Diplomacy in the Classroom… Full of Political Scientists
I attended the first day of the American Political Science Association (APSA) Teaching and Learning Conference today.
The Simulations track this year was put together by the inimitable Victor Asal, and features some very interesting papers, about which I will report after the conference (and when the official rapporteurs notes are available). However, never one to be idle at a conference, Victor also organized a workshop this afternoon, along with Amanda Rosen on the use of the classic game Diplomacy in the classroom.
Victor and Amanda prepared materials to explain how they teach and use the game in class, but given the time constraints, we actually skipped the presentations and jumped right into playing. There were about 17 of us, which made for mostly teams of two and a couple teams of three (I was half of Team Germany). Somewhat surprisingly, only about five of us had ever played the game before – but that proved to be a bonus when it came to the Q&A about using it as a teaching tool, since several people honed in on how to create time and space in a course to effectively teach students to play the game, and how to balance between students who were naturally good at/inclined to the game and those who struggled more with it.
After two full turns (four rounds of orders) it was almost time to head to the conference reception. Needless to say Austria-Hungary had been basically obliterated, but we had also given a lot of thought to the applicability of this hoary standard of the gaming repertoire to the modern IR or comparative politics classroom. Victor and Amanda interrupted us throughout play with “pedagogical moments” and we had a lively debrief. Some of the takeaways:
- Formats: Victor and Amanda run it quite differently. Victor uses the game mostly in large classes and runs it during class periods, usually either four full 1:15 classes, or one long intro and then 15-20 minutes at the beginning of each class for the rest of the semester. Amanda does the intro, and sometimes demo rounds in class, but then has students do all the negotiating and decision making outside of class time. Orders are submitted to her at set intervals and she adjudicates using the online version of the game, with a single board where all the students can see the state of play.
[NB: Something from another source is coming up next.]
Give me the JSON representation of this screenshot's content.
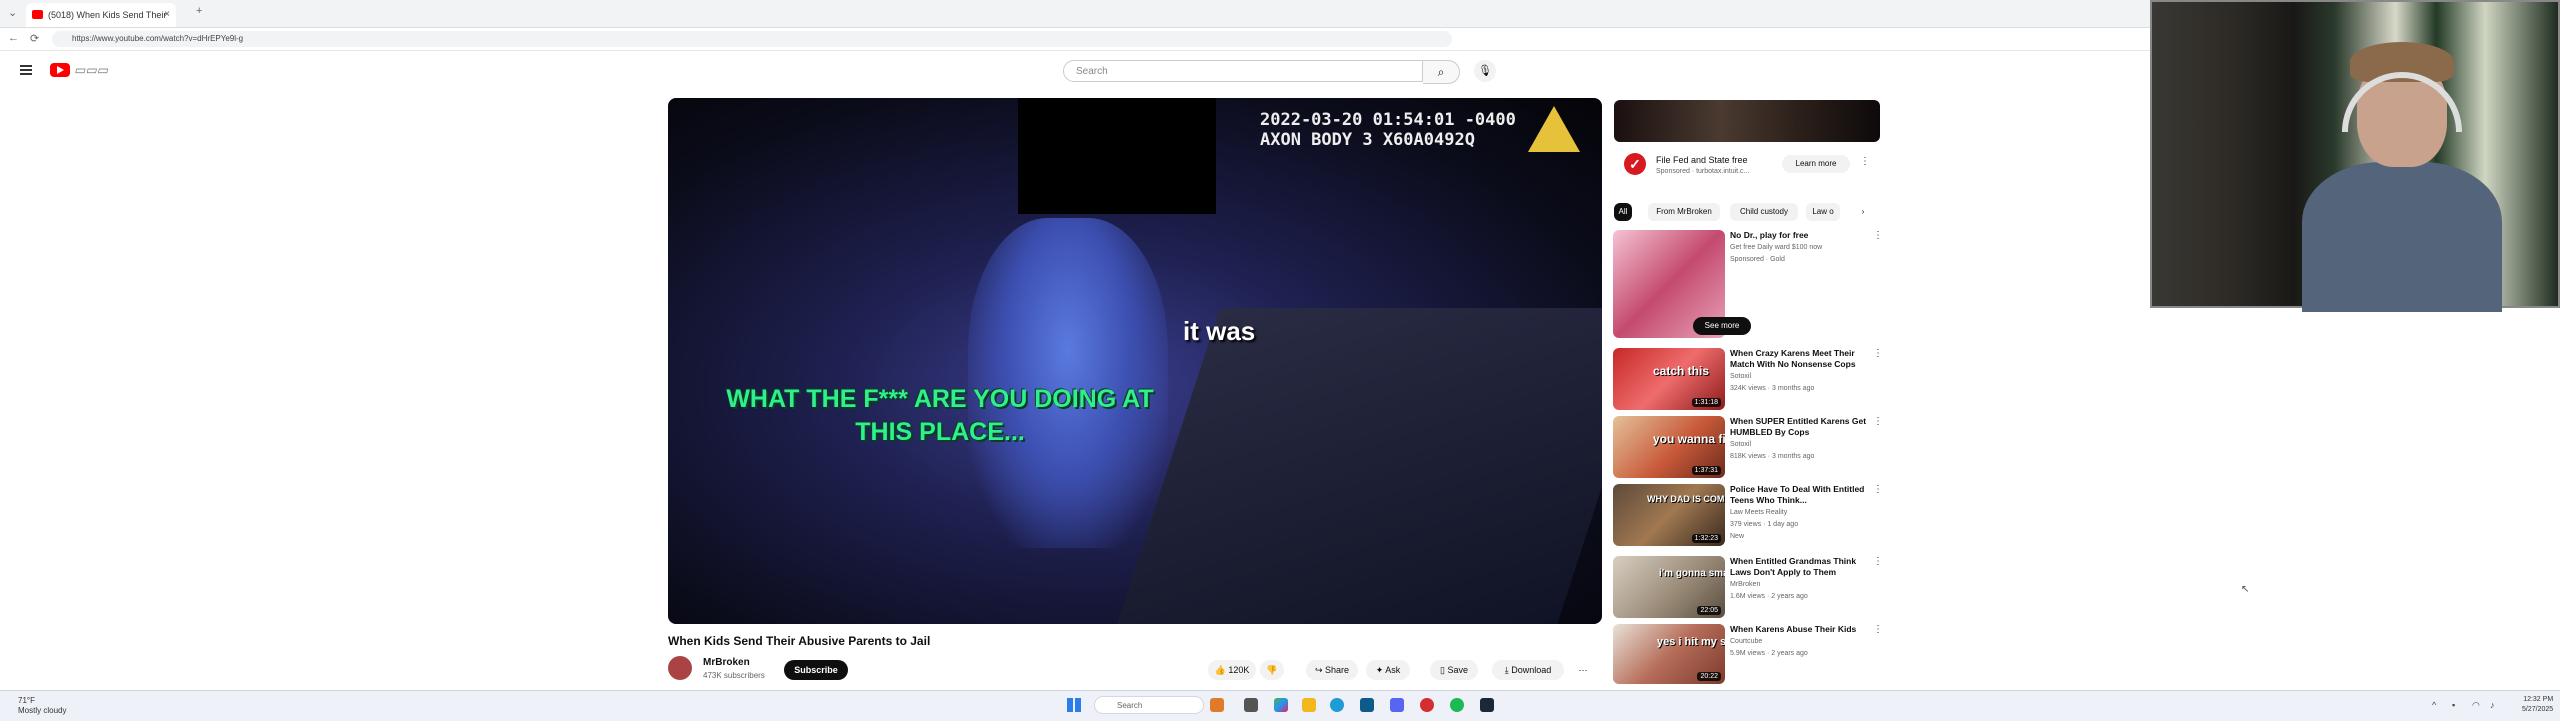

- The nitty gritty: the nastiness of betrayal, double-dealing, and backstabbing in the game is, of course, highlighted as a window into a) realism; b) the deplorable realities out there.
- Using teams with their own internal roles and decision making rules was discussed as a way to make the game feasible in larger class sizes (e.g. a team of five playing Germany has a Kaiser and a bunch of ministers who get to make recommendations).
- As mentioned above, balancing for skill and interest level was much discussed. Victor actively participates as a strategic advisor to those teams he feels would otherwise loose interest or be side-lined in his classes – since he can observe dynamics in the room. Amanda adopts several approaches, including offering “Pro Tips” as part of her adjudication roundup after each turn, in which she highlights areas where poor understanding of rules or strategy might have gotten the better of different teams.
- A variety of grading and assignment strategies were discussed, from reports after each round to assessments of how the overall themes of the game mirrored core theory being taught in the class.
- The issue came up of what to do with a team that goes out earlier in the game? Those who had used it agreed that re-assigning those students to other teams generally worked well.
The core takeaway though was… it’s fun. If there hadn’t been the prospect of an open bar, I’m not sure some of us wouldn’t have stayed for another turn (I was anxious to see how our conflict with Russia over Warsaw would turn out). It was a good reminder that as we explore the limits and complexities of gaming methodology in many directions, there is still a lot of value to the classics when well applied.